Paramount ​​Global (PARA -0.48%) CEO Robert Bakish has put out signals that the company's current-quarter earnings will struggle to match the previous quarter's results. Speaking recently at the UBS Global TMT Conference in New York, Bakish said macroeconomic factors are suppressing spending across the advertising industry and are dragging down Paramount's numbers. The executive noted Paramount had been actively looking for "some improvement in some sectors," but admitted those changes are yet to materialize.

Investors reacted poorly to Bakish's outlook, sending Paramount's stock tumbling by 9%. But there are signs in the company's most recent results that suggest the media company could be in a stronger long-term position than is immediately obvious.

A depressed economic outlook

The ad space has been soft for some time, typified by many large brands opting to scale back their committed marketing spends. Coupled with many economists anticipating a U.S. recession to land in either 2023 or 2024, companies reliant on advertising are likely to feel the pressure for some time yet.

In its fiscal 2022 third-quarter report, Roku cited the current economic environment as a challenge for its revenue. "We expect these conditions to be temporary, but it is difficult to predict when they will stabilize or rebound," the company said in a statement.
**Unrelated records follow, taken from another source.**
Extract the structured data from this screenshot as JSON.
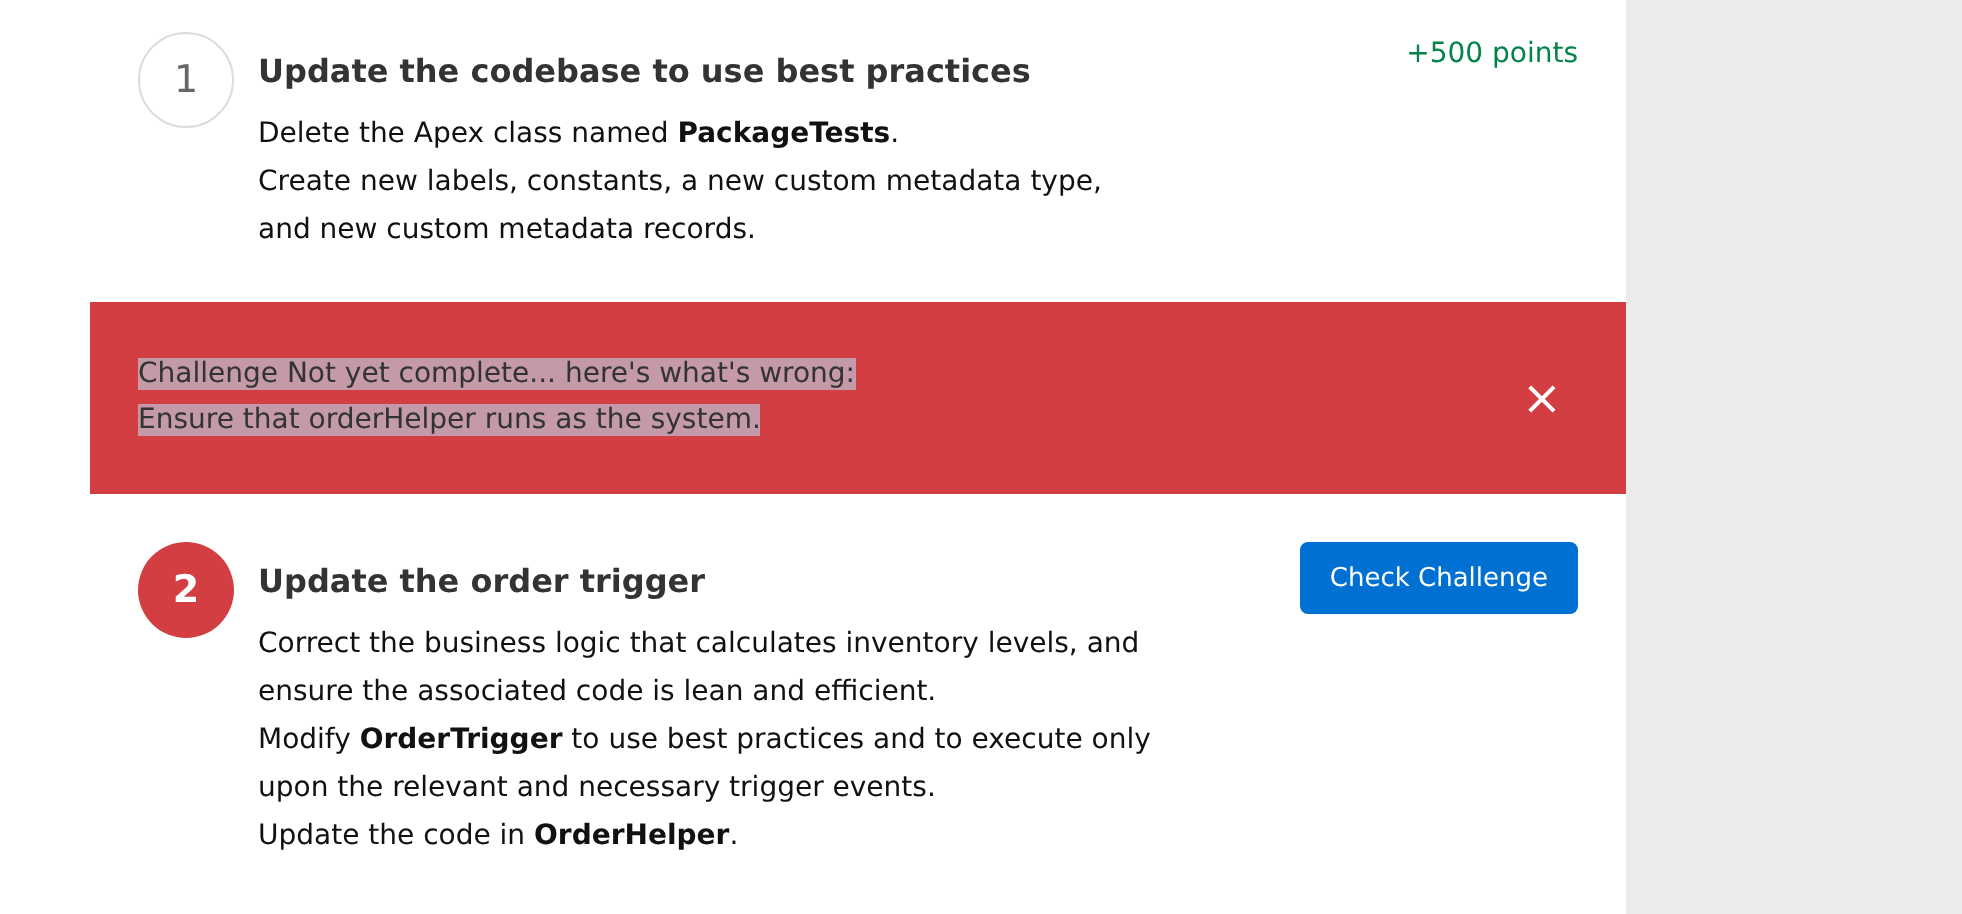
{
  "sections": [
    {
      "kind": "step",
      "number": "1",
      "failed": false,
      "title": "Update the codebase to use best practices",
      "points": "+500 points",
      "lines": [
        "Delete the Apex class named **PackageTests**.",
        "Create new labels, constants, a new custom metadata type,",
        "and new custom metadata records."
      ]
    },
    {
      "kind": "error_banner",
      "lines": [
        "Challenge Not yet complete... here's what's wrong:",
        "Ensure that orderHelper runs as the system."
      ],
      "close": "×"
    },
    {
      "kind": "step",
      "number": "2",
      "failed": true,
      "title": "Update the order trigger",
      "button": "Check Challenge",
      "lines": [
        "Correct the business logic that calculates inventory levels, and",
        "ensure the associated code is lean and efficient.",
        "Modify **OrderTrigger** to use best practices and to execute only",
        "upon the relevant and necessary trigger events.",
        "Update the code in **OrderHelper**."
      ]
    }
  ]
}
SVOD shows promise

One of the brightest spots in Paramount's Q3 results was its subscription video-on-demand (SVOD) service, Paramount+.

Paramount's direct-to-consumer (DTC) count grew to almost 67 million worldwide over the quarter; 46 million were Paramount+ customers. Streaming rivals Netflix and Walt Disney's Disney+ are much bigger with 223 million and 164.2 million subscribers respectively, but Disney+ is available in 130 markets, while Netflix is in 190. Paramount+ currently reaches less than 70 countries.

Still, despite the modest numbers, Paramount is aiming for 100 million DTC subscribers by the end of 2024. And one of the ways the company hopes to do this is with movies and live sports.

A content play

Top Gun: Maverick -- produced by Paramount subsidiary Paramount Pictures -- generated almost $1.5 billion in global ticket sales this year, making it the highest-grossing movie of 2022. Looking to seize on the film's popularity, Paramount has announced Top Gun: Maverick will debut exclusively on Paramount+ later this month. The move is part of a bigger strategy that, by 2024, will see all Paramount Pictures movies move over to Paramount+ once they have completed their theatrical run.

Last year, Paramount (then known as ViacomCBS) signed an 11-year deal with the NFL, allowing it to broadcast live game coverage via CBS Sports and Paramount+. The multiplatform agreement came into effect with the current NFL season, which Paramount says was a "significant acquisition" driver.

Paramount recently secured a six-year extension for UEFA Champions League soccer, which includes the right to broadcast live games on Paramount+. Paramount also has a similar multiplatform arrangement with PGA Tour.

Paramount stock as a long-term bet

As things stand, Paramount's share price is under the $20 mark, which is almost half its $39 52-week high. But if the company can continue to execute on its content strengths and reach 100 million SVOD customers over the coming 12 to 24 months, its value will surely increase.

The threat of an economic downturn could certainly suppress demand, and perhaps consumers will have to be more selective about the streaming services they subscribe to. But considering Paramount+ starts at $4.99 a month, offers live sports and some bona fide hit movies, it may fare better than many of its competitors should households begin chopping services.

For investors looking at multiyear bets, Paramount's stock could be worth a closer look.